Is a Constitutional Challenge Raised for the First Time on Appeal Possible ?

In State v. Johnson, 616 So. 2d 1, 3-4 (Fla. 1993), the court held that an unconstitutional amendment to the habitual offender statute could be attacked for the first time on appeal because it concerned a "facial challenge to a statute's constitutional validity" that did not involve any factual application, and because the unconstitutional statute affected Johnson's due process liberty interest, making its application fundamental error.

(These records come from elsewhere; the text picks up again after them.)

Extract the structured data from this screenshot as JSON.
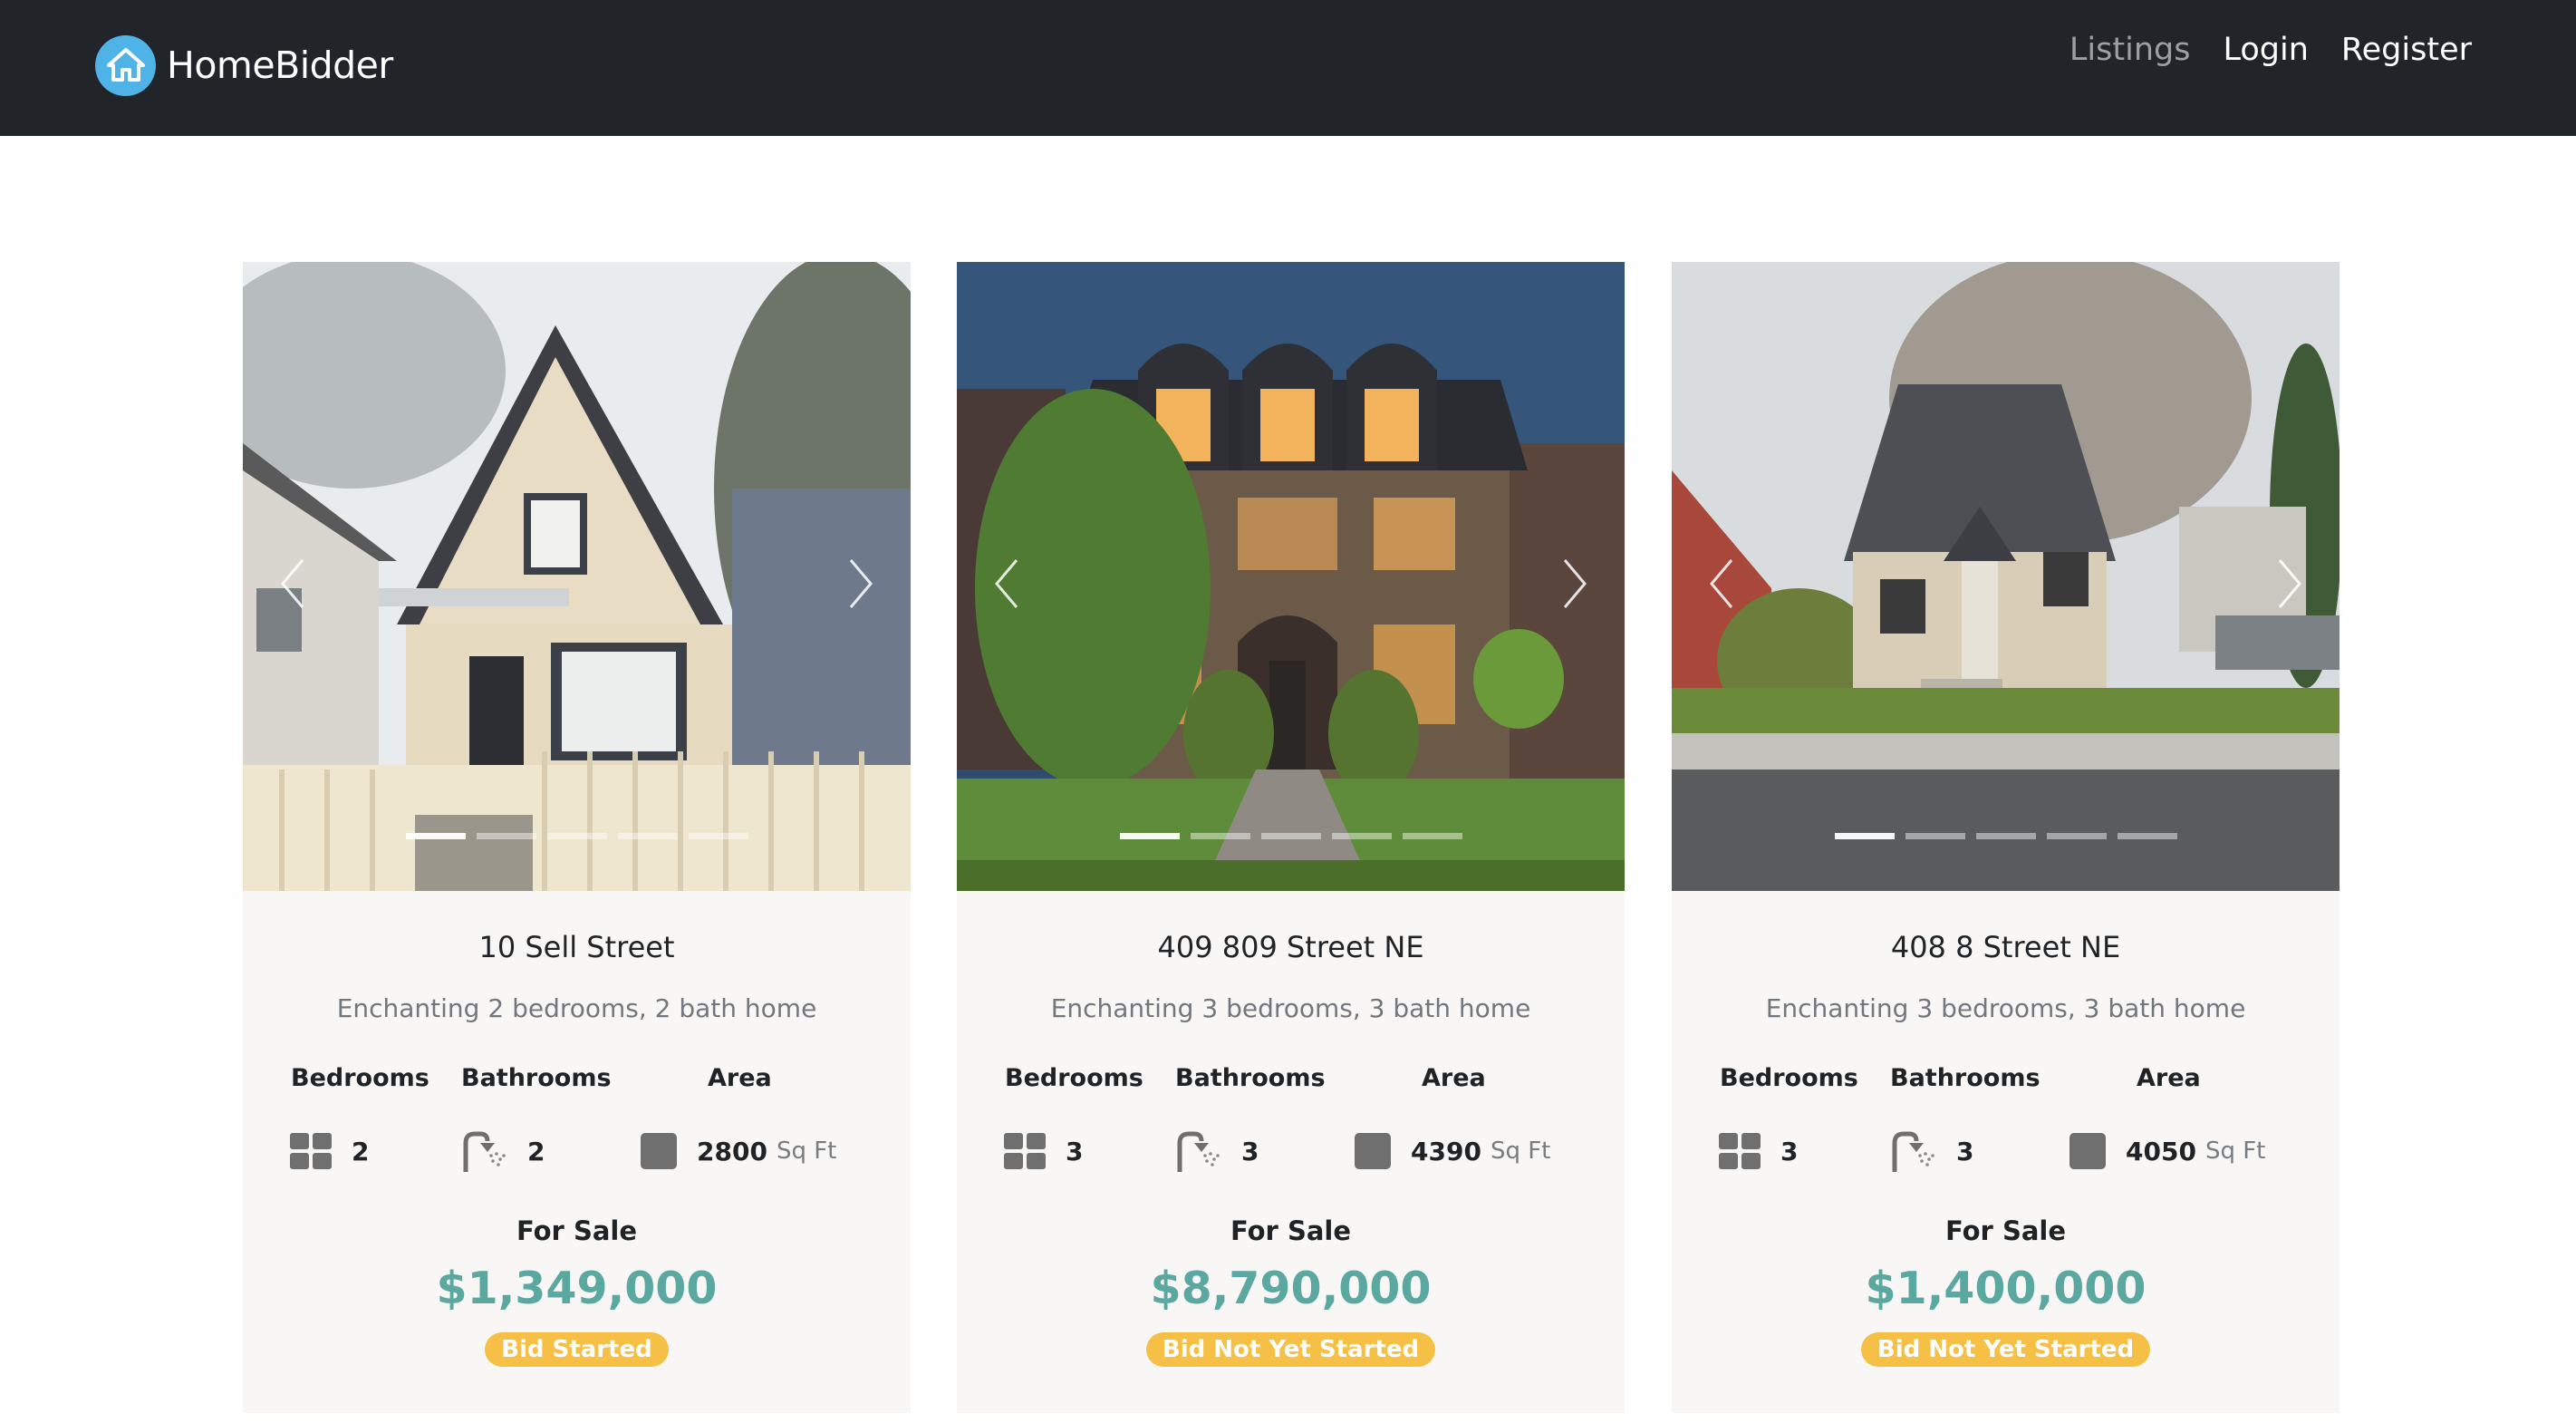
{
  "brand": {
    "name": "HomeBidder",
    "logo_icon": "house-icon",
    "logo_color": "#4fb3e8"
  },
  "nav": {
    "links": [
      "Listings",
      "Login",
      "Register"
    ]
  },
  "colors": {
    "navbar": "#212529",
    "price": "#5aa89f",
    "badge": "#f5c045"
  },
  "spec_labels": {
    "bedrooms": "Bedrooms",
    "bathrooms": "Bathrooms",
    "area": "Area",
    "area_unit": "Sq Ft"
  },
  "listings": [
    {
      "address": "10 Sell Street",
      "description": "Enchanting 2 bedrooms, 2 bath home",
      "bedrooms": "2",
      "bathrooms": "2",
      "area": "2800",
      "status": "For Sale",
      "price": "$1,349,000",
      "bid_status": "Bid Started",
      "photo_count": 5,
      "active_photo": 1
    },
    {
      "address": "409 809 Street NE",
      "description": "Enchanting 3 bedrooms, 3 bath home",
      "bedrooms": "3",
      "bathrooms": "3",
      "area": "4390",
      "status": "For Sale",
      "price": "$8,790,000",
      "bid_status": "Bid Not Yet Started",
      "photo_count": 5,
      "active_photo": 1
    },
    {
      "address": "408 8 Street NE",
      "description": "Enchanting 3 bedrooms, 3 bath home",
      "bedrooms": "3",
      "bathrooms": "3",
      "area": "4050",
      "status": "For Sale",
      "price": "$1,400,000",
      "bid_status": "Bid Not Yet Started",
      "photo_count": 5,
      "active_photo": 1
    }
  ]
}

Id. at 3-4. In Heggs v. State, 759 So. 2d 620, 624 (Fla. 2000), the court concluded that "under this Court's reasoning in Johnson," the facial invalidity of the 1995 amendments to the sentencing guidelines could be addressed when the constitutional challenge was raised for the first time on appeal. In Heggs, the court held that chapter 95-184, Laws of Florida, was enacted in violation of the single-subject requirement of article III, section 6 of the Florida Constitution. Id. at 627. The court determined that defendants sentenced under a revision to the sentencing guidelines contained in chapter 95-184 were entitled to be resentenced if their sentences were in excess of what they could have received under the previous, valid version of the guidelines. Id.